City accepting bids for Public Safety Complex

By HASKEL BURNS,

Almost two months after approving the issuance of $45 million in general obligations bonds for construction of the upcoming Public Safety Complex, Hattiesburg City Council members have opened up that project for possible contractors.

Council members recently voted unanimously to advertise bids for the complex, which will eventually serve as the new home of Hattiesburg Police Department and municipal court on the James Street site of the former HPD building. Sealed bids will be received by city officials at City Hall, 200 Forrest St. in downtown Hattiesburg, until 10 a.m. Dec. 21.

The bid advertisements were allowed, in part, by the recent completion of the city’s audit for Fiscal Year 2017, which enabled city officials to reapply for the city’s bond rating with credit rating firm Moody’s. The rating was suspended last year because of the late completion of the Fiscal Year 2015 audit.

“It’s truly wonderful to have that audit behind us, and get our rating back and to start to the police complex,” City Council President Carter Carroll said.

Bid documents can be obtained in hard form for a deposit of $500 per set, made payable to Albert & McCleskey Associate Architects. Fifty percent of the deposit will be refunded to the document holder upon the return of the documents to the architect in good condition no later than 10 calendar days after the bid date.

Downloading bid documents, as well as submitting electronic bids, can be completed at www.centralbidding.com.

Each bid must be received in a sealed envelope with “Hattiesburg Public Safety Complex Bid Package” on the lower left-hand corner of the envelope. City council members will review the bids and choose the lowest and best proposal at a future date.

A pre-bid meeting, which all bidders are encouraged to attend, will be held at 10 a.m. at the Public Safety Complex site, 701 James St. in Hattiesburg.

Along with accepting the advertisement of bids, council members also voted to accept several drawings for the Public Safety Complex, including civil drawings, drawings for the former Methodist hospital at the site, and police and court building drawings.

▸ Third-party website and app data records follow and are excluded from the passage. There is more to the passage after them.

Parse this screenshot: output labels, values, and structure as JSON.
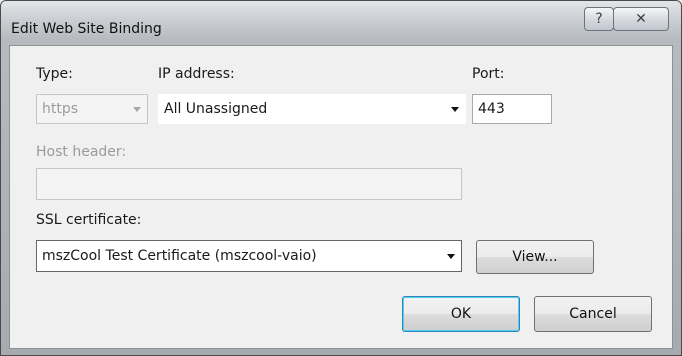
{
  "window": {
    "title": "Edit Web Site Binding",
    "help_glyph": "?",
    "close_glyph": "✕"
  },
  "type": {
    "label": "Type:",
    "value": "https"
  },
  "ip_address": {
    "label": "IP address:",
    "value": "All Unassigned"
  },
  "port": {
    "label": "Port:",
    "value": "443"
  },
  "host_header": {
    "label": "Host header:",
    "value": ""
  },
  "ssl_certificate": {
    "label": "SSL certificate:",
    "value": "mszCool Test Certificate (mszcool-vaio)"
  },
  "buttons": {
    "view": "View...",
    "ok": "OK",
    "cancel": "Cancel"
  }
}
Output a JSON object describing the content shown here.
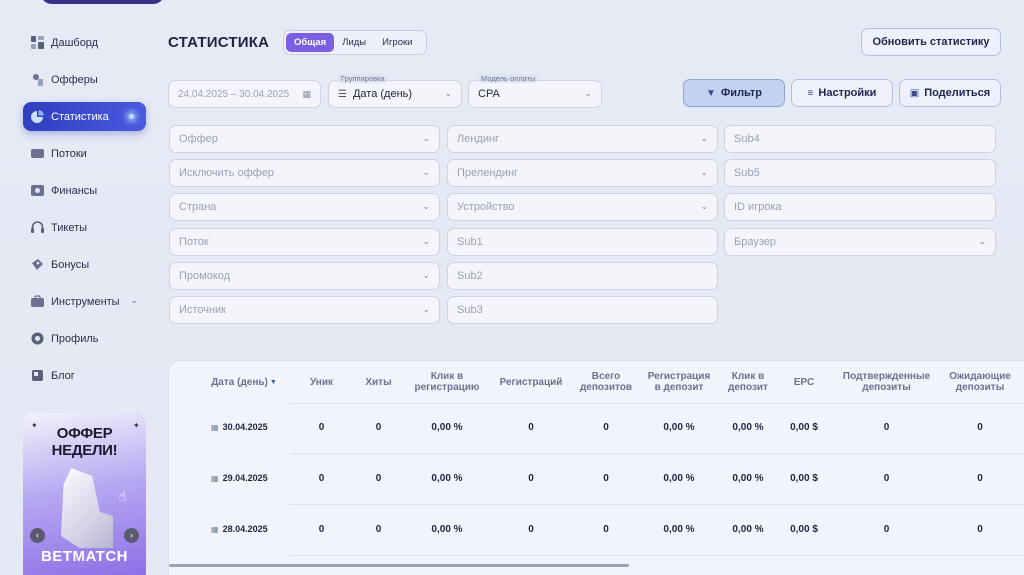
{
  "sidebar": {
    "items": [
      {
        "label": "Дашборд",
        "icon": "dashboard-icon"
      },
      {
        "label": "Офферы",
        "icon": "offers-icon"
      },
      {
        "label": "Статистика",
        "icon": "statistics-icon",
        "active": true
      },
      {
        "label": "Потоки",
        "icon": "flows-icon"
      },
      {
        "label": "Финансы",
        "icon": "finance-icon"
      },
      {
        "label": "Тикеты",
        "icon": "headset-icon"
      },
      {
        "label": "Бонусы",
        "icon": "bonus-icon"
      },
      {
        "label": "Инструменты",
        "icon": "tools-icon"
      },
      {
        "label": "Профиль",
        "icon": "profile-icon"
      },
      {
        "label": "Блог",
        "icon": "blog-icon"
      }
    ],
    "promo": {
      "title_line1": "ОФФЕР",
      "title_line2": "НЕДЕЛИ!",
      "brand": "BETMATCH"
    }
  },
  "header": {
    "title": "СТАТИСТИКА",
    "tabs": [
      "Общая",
      "Лиды",
      "Игроки"
    ],
    "refresh_label": "Обновить статистику"
  },
  "controls": {
    "date_range": "24.04.2025 – 30.04.2025",
    "grouping_legend": "Группировка",
    "grouping_value": "Дата (день)",
    "payment_legend": "Модель оплаты",
    "payment_value": "CPA",
    "filter_label": "Фильтр",
    "settings_label": "Настройки",
    "share_label": "Поделиться"
  },
  "filters": {
    "offer": "Оффер",
    "exclude_offer": "Исключить оффер",
    "country": "Страна",
    "flow": "Поток",
    "promocode": "Промокод",
    "source": "Источник",
    "landing": "Лендинг",
    "prelanding": "Прелендинг",
    "device": "Устройство",
    "sub1": "Sub1",
    "sub2": "Sub2",
    "sub3": "Sub3",
    "sub4": "Sub4",
    "sub5": "Sub5",
    "player_id": "ID игрока",
    "browser": "Браузер"
  },
  "table": {
    "headers": {
      "date": "Дата (день)",
      "uniq": "Уник",
      "hits": "Хиты",
      "click_reg_1": "Клик в",
      "click_reg_2": "регистрацию",
      "regs": "Регистраций",
      "deps_1": "Всего",
      "deps_2": "депозитов",
      "reg_dep_1": "Регистрация",
      "reg_dep_2": "в депозит",
      "click_dep_1": "Клик в",
      "click_dep_2": "депозит",
      "epc": "EPC",
      "confirmed_1": "Подтвержденные",
      "confirmed_2": "депозиты",
      "pending_1": "Ожидающие",
      "pending_2": "депозиты"
    },
    "rows": [
      {
        "date": "30.04.2025",
        "uniq": "0",
        "hits": "0",
        "click_reg": "0,00 %",
        "regs": "0",
        "deps": "0",
        "reg_dep": "0,00 %",
        "click_dep": "0,00 %",
        "epc": "0,00 $",
        "confirmed": "0",
        "pending": "0"
      },
      {
        "date": "29.04.2025",
        "uniq": "0",
        "hits": "0",
        "click_reg": "0,00 %",
        "regs": "0",
        "deps": "0",
        "reg_dep": "0,00 %",
        "click_dep": "0,00 %",
        "epc": "0,00 $",
        "confirmed": "0",
        "pending": "0"
      },
      {
        "date": "28.04.2025",
        "uniq": "0",
        "hits": "0",
        "click_reg": "0,00 %",
        "regs": "0",
        "deps": "0",
        "reg_dep": "0,00 %",
        "click_dep": "0,00 %",
        "epc": "0,00 $",
        "confirmed": "0",
        "pending": "0"
      }
    ]
  }
}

“The Public Safety Complex project is something that has been discussed for a number of years and especially during my campaign over a year and a half ago, so I am excited that our city council voted to move the project along by putting it out to bid,” Ward 1 Councilman Jeffrey George said. “This is a great step forward for our city as we work towards building a much-needed permanent home for our police department.

“I am also pleased that our administration has approached this project in a way that should ensure construction costs stay under control in order to save taxpayer dollars.”

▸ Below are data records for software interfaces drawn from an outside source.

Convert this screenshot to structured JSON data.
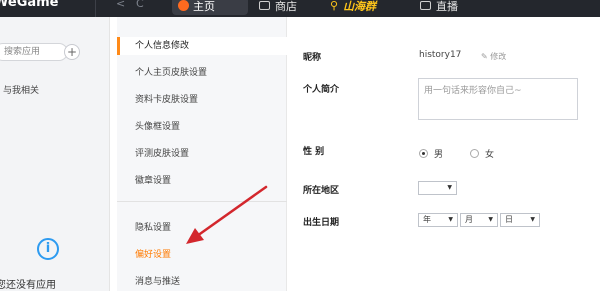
{
  "topbar": {
    "logo": "WeGame",
    "back_glyph": "<",
    "fwd_glyph": "C",
    "tabs": [
      {
        "label": "主页",
        "active": true
      },
      {
        "label": "商店",
        "active": false
      },
      {
        "brand": "山海群",
        "active": false
      },
      {
        "label": "直播",
        "active": false
      }
    ]
  },
  "sidebar": {
    "search_placeholder": "搜索应用",
    "add_label": "+",
    "related_label": "与我相关",
    "empty_text": "您还没有应用"
  },
  "menu": {
    "items": [
      {
        "label": "个人信息修改",
        "active": true
      },
      {
        "label": "个人主页皮肤设置"
      },
      {
        "label": "资料卡皮肤设置"
      },
      {
        "label": "头像框设置"
      },
      {
        "label": "评测皮肤设置"
      },
      {
        "label": "徽章设置"
      },
      {
        "label": "隐私设置"
      },
      {
        "label": "偏好设置",
        "highlight": true
      },
      {
        "label": "消息与推送"
      }
    ]
  },
  "form": {
    "nickname_label": "昵称",
    "nickname_value": "history17",
    "edit_label": "修改",
    "bio_label": "个人简介",
    "bio_placeholder": "用一句话来形容你自己~",
    "gender_label": "性 别",
    "gender_options": [
      {
        "label": "男",
        "checked": true
      },
      {
        "label": "女",
        "checked": false
      }
    ],
    "region_label": "所在地区",
    "region_value": "",
    "birthday_label": "出生日期",
    "year_label": "年",
    "month_label": "月",
    "day_label": "日"
  },
  "colors": {
    "accent": "#ff8a18",
    "highlight_text": "#ff7a00",
    "annotation_arrow": "#d3272d",
    "topbar_bg": "#24272d"
  }
}
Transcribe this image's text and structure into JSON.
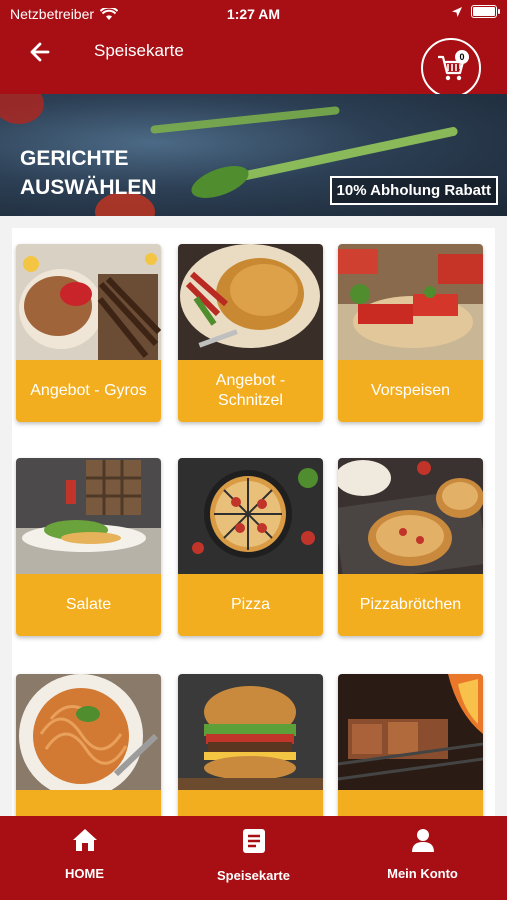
{
  "status": {
    "carrier": "Netzbetreiber",
    "time": "1:27 AM"
  },
  "header": {
    "title": "Speisekarte",
    "cart_count": "0"
  },
  "banner": {
    "heading_line1": "GERICHTE",
    "heading_line2": "AUSWÄHLEN",
    "badge": "10% Abholung Rabatt"
  },
  "categories": [
    {
      "label": "Angebot - Gyros"
    },
    {
      "label": "Angebot - Schnitzel"
    },
    {
      "label": "Vorspeisen"
    },
    {
      "label": "Salate"
    },
    {
      "label": "Pizza"
    },
    {
      "label": "Pizzabrötchen"
    },
    {
      "label": ""
    },
    {
      "label": ""
    },
    {
      "label": ""
    }
  ],
  "nav": {
    "home": "HOME",
    "menu": "Speisekarte",
    "account": "Mein Konto"
  },
  "colors": {
    "brand_red": "#a80f14",
    "card_label": "#f3ae1f"
  }
}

Of the $45 million in bonds – which are to be sold to the Mississippi Development Bank – no more than $27 million is expected to go toward the safety complex, with the remaining amount available if needed for other municipal projects.

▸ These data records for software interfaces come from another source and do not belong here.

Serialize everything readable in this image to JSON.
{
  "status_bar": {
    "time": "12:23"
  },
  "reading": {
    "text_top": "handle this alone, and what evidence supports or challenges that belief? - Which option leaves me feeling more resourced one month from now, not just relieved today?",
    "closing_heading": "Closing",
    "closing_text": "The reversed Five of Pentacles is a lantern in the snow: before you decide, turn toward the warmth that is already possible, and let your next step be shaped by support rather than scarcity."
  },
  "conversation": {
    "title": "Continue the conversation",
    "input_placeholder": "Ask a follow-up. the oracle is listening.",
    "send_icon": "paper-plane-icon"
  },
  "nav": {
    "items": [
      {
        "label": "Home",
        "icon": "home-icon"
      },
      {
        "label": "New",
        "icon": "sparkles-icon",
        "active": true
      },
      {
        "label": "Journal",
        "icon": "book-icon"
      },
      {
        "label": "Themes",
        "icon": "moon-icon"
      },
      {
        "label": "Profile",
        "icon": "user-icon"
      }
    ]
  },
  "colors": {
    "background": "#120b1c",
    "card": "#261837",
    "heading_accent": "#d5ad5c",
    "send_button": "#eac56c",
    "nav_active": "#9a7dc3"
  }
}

Mayor Toby Barker said the $45 million is the maximum amount the city can issue in bond indebtness without raising taxes, and will provide the city flexibility to issue more series of bonds if the council chooses to move forward with any other major transportation or infrastructure projects.

“By setting the potential bonds in the maximum amount – not just enough for one project, not just at $27 million or $32 million – we can actually maximize the impact of what we’re going to do now, without raising taxes,” Barker said in a previous story. “However, I want you to know that if we embark on any additional projects other than police stations or fire stations, it’s our administration’s position that these need to be projects with at least a 30 to 50-year life span.

“These need to be game-changing projects. And we know that we have some very particular needs in that category, but we are not, any more, going to issue long-term debt to do things like just pave streets. We can meet that need by smart budgeting and fiscal discipline.”

The Public Safety Complex project, which has been discussed for the last several years as a solution to the police department’s aging facilities, took its first official step in September 2016 when municipal court moved from the James Street site to its temporary location in the former federal courthouse on West Pine Street. That move was followed by the Parks and Recreation Department, which moved from Katie Avenue to a new location at Tatum Park, allowing HPD’s dispatch to move temporarily into the Katie Avenue Building.

LIFE of Mississippi, which was located adjacent to the former HPD building, then moved into a new location on West 7th Street before HPD staff moved into their temporary location on Klondyke Street.

Some time after demolition on the James Street site is finished – minus the hospital section, which will stay intact – construction will begin at that location on the Public Safety Complex. That process is expected to take about four years, at which point HFP and municipal court will move into the new facility.

In addition to new digs for the police department and municipal court, initial plans for the Public Safety Complex included a new facility for Hattiesburg Fire Department administration, which is currently located on Corinne Street. But after the cost for the project rose from an estimated $25 million to as high as $40 million – with a cap of $32 million in between – Barker proposed scaling back the project, including starting without the fire administration building.

“The estimated price tag grew over the past several years as more ancillary facilities were added to the plan,” he said. “But when this council and this administration took office last summer, we began to study on ways to scale back the project so that it would meet the needs of our police department while being affordable on our residents and not tying the hands of future administrations and city councils.

“So we have taken this project back to its original intent: a new police station and municipal court facility. In addition, our intent – subject to council authorization and approval – is for this project to bid out instead of doing certificate of occupation.”